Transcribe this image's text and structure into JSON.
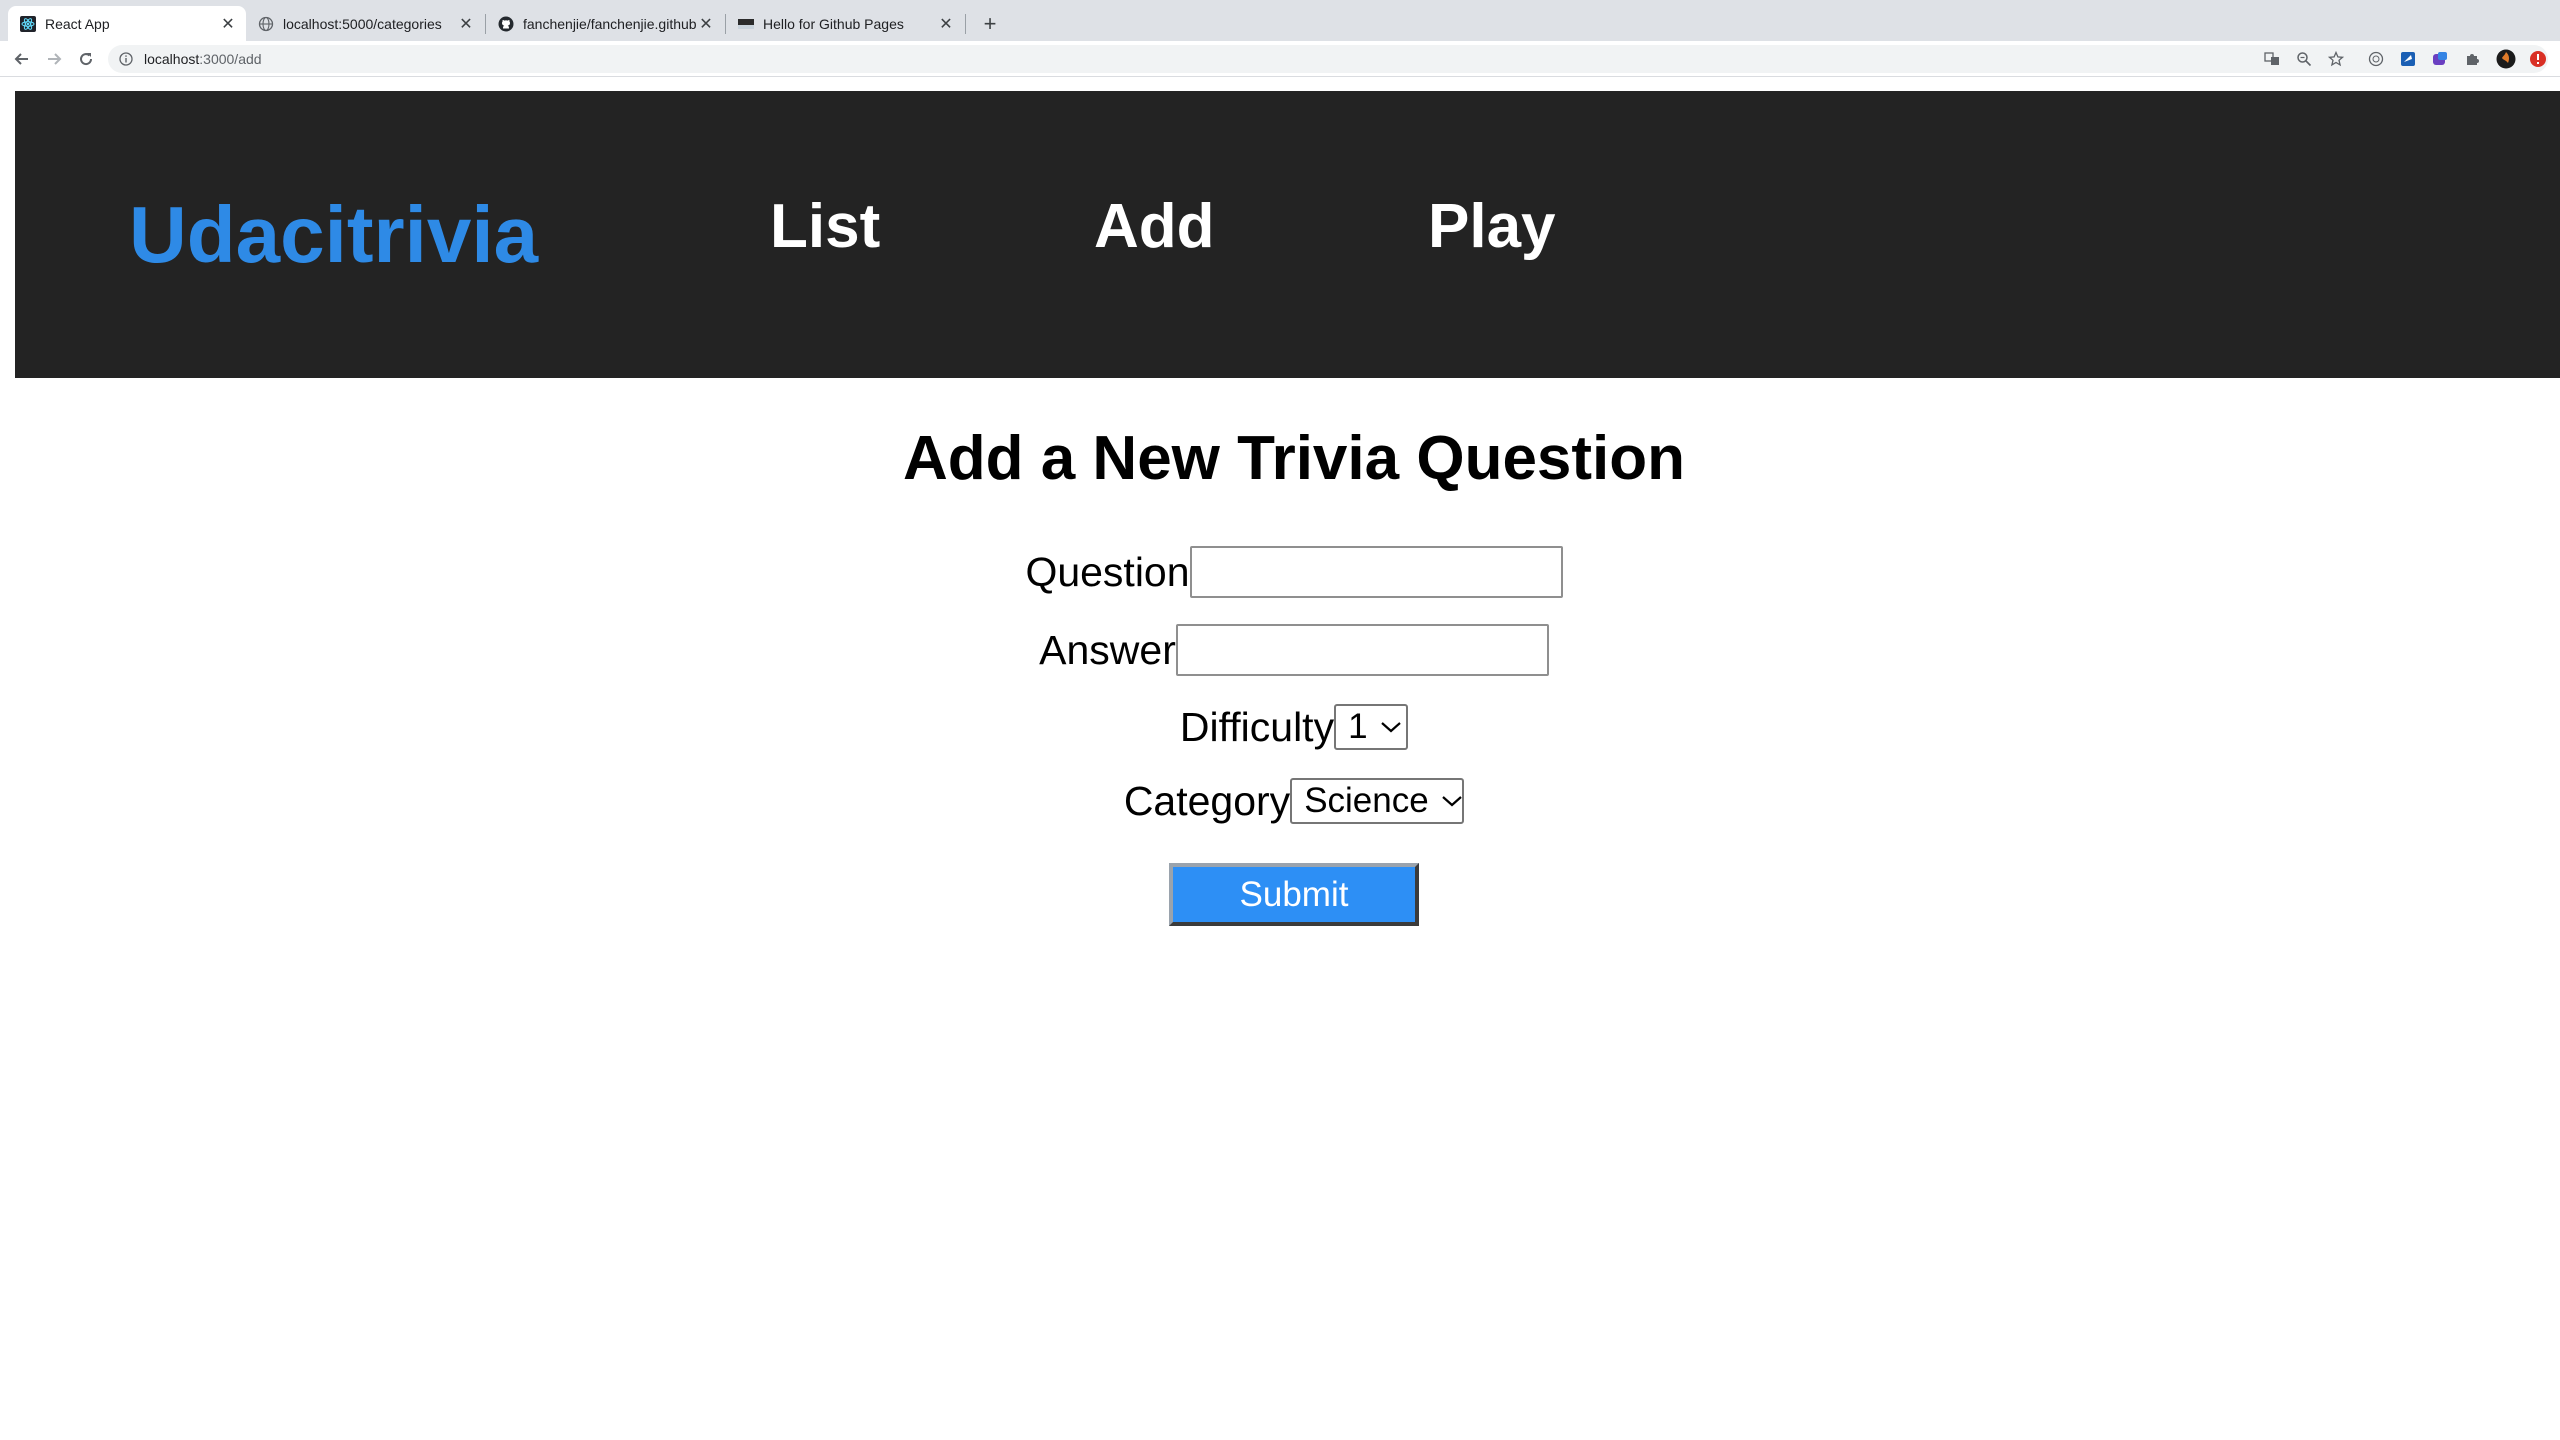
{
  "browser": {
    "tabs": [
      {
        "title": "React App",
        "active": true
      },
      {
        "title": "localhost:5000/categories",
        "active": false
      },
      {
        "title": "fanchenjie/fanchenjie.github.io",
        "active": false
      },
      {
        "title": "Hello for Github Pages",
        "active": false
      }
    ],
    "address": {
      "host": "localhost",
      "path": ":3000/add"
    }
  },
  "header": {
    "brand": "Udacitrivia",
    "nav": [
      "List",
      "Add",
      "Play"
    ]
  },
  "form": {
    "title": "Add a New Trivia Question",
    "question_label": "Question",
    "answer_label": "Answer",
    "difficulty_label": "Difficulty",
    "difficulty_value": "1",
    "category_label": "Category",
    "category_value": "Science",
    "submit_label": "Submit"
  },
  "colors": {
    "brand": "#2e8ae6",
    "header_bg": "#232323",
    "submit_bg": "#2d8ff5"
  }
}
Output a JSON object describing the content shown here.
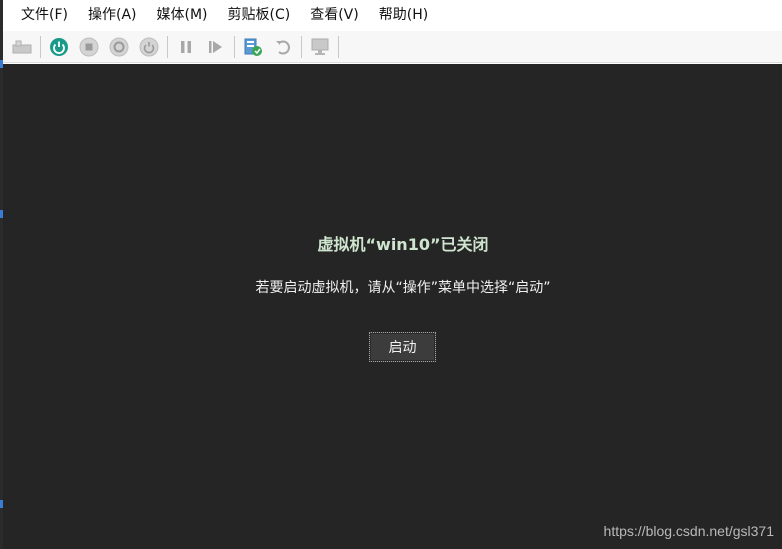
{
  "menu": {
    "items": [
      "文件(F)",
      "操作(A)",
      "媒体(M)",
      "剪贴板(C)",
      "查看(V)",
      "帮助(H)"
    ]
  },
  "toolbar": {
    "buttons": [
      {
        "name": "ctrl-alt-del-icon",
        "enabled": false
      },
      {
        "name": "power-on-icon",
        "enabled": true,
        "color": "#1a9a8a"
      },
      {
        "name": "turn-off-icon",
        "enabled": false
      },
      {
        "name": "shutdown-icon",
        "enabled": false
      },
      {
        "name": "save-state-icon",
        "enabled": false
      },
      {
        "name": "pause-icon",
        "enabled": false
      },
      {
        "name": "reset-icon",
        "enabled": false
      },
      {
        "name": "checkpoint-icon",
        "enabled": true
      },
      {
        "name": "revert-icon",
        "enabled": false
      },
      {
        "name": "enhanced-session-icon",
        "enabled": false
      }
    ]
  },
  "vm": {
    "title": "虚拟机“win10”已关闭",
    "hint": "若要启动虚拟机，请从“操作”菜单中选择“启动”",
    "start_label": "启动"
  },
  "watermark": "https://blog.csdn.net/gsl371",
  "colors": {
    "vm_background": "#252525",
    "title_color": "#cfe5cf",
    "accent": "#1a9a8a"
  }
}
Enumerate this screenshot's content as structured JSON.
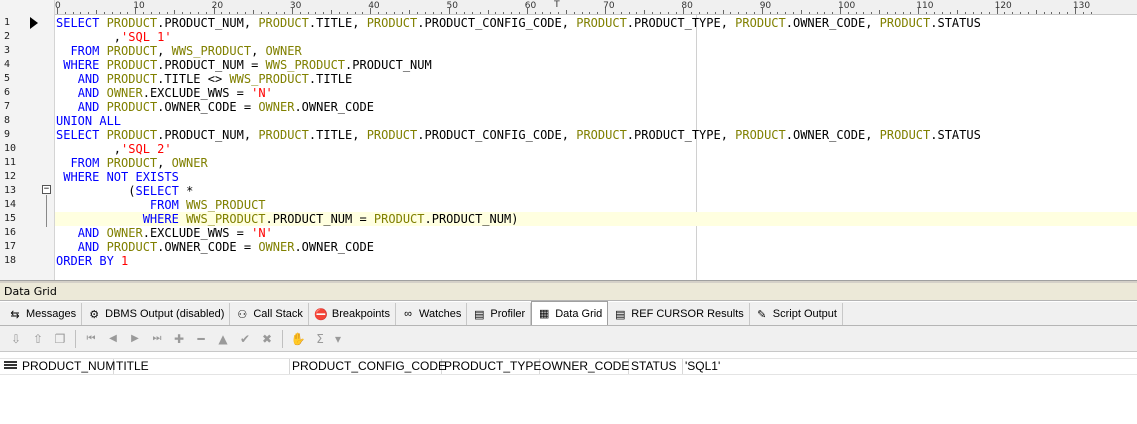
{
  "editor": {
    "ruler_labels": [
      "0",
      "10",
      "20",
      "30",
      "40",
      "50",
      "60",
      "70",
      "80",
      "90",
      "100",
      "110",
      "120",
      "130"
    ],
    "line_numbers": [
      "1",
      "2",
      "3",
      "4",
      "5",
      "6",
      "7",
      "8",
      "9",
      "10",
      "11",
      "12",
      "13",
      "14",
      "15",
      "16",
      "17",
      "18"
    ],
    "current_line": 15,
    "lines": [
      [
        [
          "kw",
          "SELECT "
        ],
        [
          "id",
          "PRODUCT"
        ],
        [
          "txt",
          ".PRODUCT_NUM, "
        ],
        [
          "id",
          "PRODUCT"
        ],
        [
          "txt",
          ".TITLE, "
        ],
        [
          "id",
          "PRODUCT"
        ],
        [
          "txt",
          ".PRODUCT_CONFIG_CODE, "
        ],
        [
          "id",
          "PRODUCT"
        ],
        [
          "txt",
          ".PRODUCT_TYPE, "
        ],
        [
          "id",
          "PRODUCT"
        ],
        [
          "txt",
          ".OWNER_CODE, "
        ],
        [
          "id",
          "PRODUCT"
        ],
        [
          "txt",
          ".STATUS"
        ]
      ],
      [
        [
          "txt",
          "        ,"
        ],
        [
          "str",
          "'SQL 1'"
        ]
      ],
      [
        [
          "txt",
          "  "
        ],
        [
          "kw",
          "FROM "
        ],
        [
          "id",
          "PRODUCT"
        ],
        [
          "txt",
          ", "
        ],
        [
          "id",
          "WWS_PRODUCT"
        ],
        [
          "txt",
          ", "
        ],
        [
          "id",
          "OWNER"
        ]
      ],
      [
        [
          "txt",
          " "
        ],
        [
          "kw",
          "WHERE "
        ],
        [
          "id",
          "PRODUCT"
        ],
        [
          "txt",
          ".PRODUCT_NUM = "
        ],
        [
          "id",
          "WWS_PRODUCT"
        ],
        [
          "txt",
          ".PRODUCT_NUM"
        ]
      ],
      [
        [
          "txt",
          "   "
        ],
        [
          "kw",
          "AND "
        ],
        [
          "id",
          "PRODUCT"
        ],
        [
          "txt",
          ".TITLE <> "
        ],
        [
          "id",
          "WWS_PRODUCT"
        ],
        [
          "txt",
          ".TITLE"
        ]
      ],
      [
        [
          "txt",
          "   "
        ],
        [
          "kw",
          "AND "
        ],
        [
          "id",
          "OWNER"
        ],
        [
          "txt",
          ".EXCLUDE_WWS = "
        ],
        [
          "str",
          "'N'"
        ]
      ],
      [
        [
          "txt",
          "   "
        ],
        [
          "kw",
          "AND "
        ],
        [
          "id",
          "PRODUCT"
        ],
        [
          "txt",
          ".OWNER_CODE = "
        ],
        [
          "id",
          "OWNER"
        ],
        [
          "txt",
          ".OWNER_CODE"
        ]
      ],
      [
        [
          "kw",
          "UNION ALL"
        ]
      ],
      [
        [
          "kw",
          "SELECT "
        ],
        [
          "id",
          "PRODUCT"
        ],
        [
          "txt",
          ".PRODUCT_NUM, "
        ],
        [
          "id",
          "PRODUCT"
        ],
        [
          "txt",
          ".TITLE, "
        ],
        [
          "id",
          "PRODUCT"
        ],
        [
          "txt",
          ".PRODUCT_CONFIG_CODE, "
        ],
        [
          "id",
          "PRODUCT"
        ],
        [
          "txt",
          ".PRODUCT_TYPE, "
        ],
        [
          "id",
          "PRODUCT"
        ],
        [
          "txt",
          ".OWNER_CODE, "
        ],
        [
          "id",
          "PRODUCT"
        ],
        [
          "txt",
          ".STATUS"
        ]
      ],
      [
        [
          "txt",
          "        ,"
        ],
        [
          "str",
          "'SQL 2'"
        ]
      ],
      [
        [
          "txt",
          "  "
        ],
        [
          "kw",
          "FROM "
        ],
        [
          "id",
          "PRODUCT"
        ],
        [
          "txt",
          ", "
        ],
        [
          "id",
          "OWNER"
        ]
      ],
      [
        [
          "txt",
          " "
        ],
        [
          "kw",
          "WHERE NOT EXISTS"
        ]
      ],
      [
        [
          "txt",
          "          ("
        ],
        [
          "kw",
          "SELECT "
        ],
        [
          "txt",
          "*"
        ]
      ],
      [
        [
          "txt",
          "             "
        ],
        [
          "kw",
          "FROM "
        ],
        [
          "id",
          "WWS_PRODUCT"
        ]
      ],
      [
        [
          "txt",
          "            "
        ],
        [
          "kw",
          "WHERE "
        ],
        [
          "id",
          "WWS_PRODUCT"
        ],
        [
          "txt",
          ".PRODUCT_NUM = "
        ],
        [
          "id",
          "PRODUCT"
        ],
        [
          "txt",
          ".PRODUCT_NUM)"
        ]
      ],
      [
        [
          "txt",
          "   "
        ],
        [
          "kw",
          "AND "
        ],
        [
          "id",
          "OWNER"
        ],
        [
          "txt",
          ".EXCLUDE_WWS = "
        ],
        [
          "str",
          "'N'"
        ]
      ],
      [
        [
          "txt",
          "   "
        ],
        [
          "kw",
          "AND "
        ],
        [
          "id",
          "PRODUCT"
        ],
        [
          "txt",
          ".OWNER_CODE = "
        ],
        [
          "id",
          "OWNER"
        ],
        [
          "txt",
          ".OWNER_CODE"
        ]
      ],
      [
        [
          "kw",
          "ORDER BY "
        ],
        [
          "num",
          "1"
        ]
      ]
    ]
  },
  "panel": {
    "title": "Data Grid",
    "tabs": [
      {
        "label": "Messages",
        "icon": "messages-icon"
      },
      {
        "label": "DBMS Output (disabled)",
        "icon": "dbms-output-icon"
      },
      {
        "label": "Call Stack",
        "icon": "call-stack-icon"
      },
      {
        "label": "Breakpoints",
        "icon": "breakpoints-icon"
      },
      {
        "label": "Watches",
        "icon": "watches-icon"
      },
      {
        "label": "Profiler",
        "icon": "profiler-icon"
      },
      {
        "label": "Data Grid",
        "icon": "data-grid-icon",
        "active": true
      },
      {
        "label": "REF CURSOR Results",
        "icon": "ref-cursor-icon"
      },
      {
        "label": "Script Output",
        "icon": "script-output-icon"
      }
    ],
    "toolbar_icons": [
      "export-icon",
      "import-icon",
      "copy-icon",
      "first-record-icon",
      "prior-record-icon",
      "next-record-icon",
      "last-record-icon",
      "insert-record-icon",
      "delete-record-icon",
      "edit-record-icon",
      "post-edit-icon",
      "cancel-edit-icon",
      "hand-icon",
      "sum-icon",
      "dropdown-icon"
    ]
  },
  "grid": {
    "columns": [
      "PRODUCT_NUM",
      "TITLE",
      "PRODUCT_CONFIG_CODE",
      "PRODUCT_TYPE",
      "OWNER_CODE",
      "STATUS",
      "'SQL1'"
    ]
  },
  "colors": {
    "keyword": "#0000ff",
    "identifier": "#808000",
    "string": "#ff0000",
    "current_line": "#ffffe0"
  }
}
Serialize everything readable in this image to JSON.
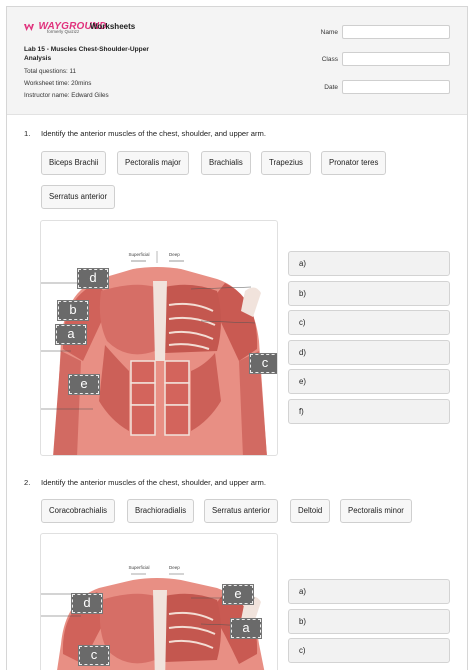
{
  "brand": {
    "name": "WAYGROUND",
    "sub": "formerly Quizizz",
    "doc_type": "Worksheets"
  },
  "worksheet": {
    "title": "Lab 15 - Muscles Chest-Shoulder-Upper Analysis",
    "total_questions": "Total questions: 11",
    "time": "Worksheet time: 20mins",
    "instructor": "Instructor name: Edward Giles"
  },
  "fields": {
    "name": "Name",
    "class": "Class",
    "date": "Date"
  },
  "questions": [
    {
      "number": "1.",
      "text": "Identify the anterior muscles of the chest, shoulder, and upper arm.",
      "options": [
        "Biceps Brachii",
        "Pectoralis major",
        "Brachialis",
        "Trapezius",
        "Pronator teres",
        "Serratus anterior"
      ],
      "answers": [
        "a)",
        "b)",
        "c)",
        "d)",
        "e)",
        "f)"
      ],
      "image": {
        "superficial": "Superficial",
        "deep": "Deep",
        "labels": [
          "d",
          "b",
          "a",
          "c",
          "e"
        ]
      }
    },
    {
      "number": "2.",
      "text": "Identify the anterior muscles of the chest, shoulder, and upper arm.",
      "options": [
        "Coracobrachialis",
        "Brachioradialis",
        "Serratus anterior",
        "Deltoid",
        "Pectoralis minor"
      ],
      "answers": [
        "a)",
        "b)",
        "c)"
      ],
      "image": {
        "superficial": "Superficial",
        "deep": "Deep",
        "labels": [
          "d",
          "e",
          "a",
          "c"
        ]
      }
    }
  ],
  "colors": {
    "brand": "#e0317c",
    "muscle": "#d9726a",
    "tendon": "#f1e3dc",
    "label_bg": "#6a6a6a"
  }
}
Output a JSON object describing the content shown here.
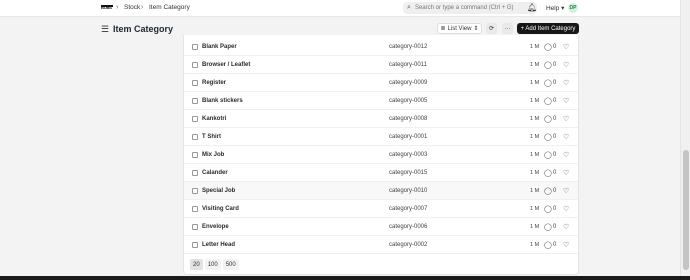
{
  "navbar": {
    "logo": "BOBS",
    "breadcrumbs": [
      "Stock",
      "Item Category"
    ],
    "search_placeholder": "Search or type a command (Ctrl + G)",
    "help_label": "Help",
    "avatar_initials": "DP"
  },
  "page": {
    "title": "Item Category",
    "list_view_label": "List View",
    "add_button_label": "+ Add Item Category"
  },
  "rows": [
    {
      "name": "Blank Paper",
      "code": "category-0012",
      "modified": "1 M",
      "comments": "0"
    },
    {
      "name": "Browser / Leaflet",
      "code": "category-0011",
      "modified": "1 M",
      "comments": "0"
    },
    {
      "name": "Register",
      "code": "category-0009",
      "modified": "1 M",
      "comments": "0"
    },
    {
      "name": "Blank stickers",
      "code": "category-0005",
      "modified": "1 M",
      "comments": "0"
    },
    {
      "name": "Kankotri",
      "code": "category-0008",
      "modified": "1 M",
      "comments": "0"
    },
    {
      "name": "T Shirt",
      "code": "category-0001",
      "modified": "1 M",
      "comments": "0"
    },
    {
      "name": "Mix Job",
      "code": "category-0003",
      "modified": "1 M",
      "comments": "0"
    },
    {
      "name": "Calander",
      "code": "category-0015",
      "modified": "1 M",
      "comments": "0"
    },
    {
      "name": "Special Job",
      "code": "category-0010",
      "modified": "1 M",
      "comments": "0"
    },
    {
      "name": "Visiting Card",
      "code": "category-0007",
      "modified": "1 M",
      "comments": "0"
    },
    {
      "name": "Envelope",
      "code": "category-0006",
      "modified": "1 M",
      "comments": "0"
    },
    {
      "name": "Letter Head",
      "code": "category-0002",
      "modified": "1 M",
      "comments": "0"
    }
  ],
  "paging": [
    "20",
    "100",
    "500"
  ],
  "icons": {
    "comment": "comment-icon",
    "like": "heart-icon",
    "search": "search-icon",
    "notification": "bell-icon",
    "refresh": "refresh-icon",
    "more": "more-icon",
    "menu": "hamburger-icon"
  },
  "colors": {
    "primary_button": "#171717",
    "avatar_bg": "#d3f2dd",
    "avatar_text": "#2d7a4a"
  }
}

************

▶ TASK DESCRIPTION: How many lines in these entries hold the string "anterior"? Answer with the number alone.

▶ EXERCISE ANSWER: 4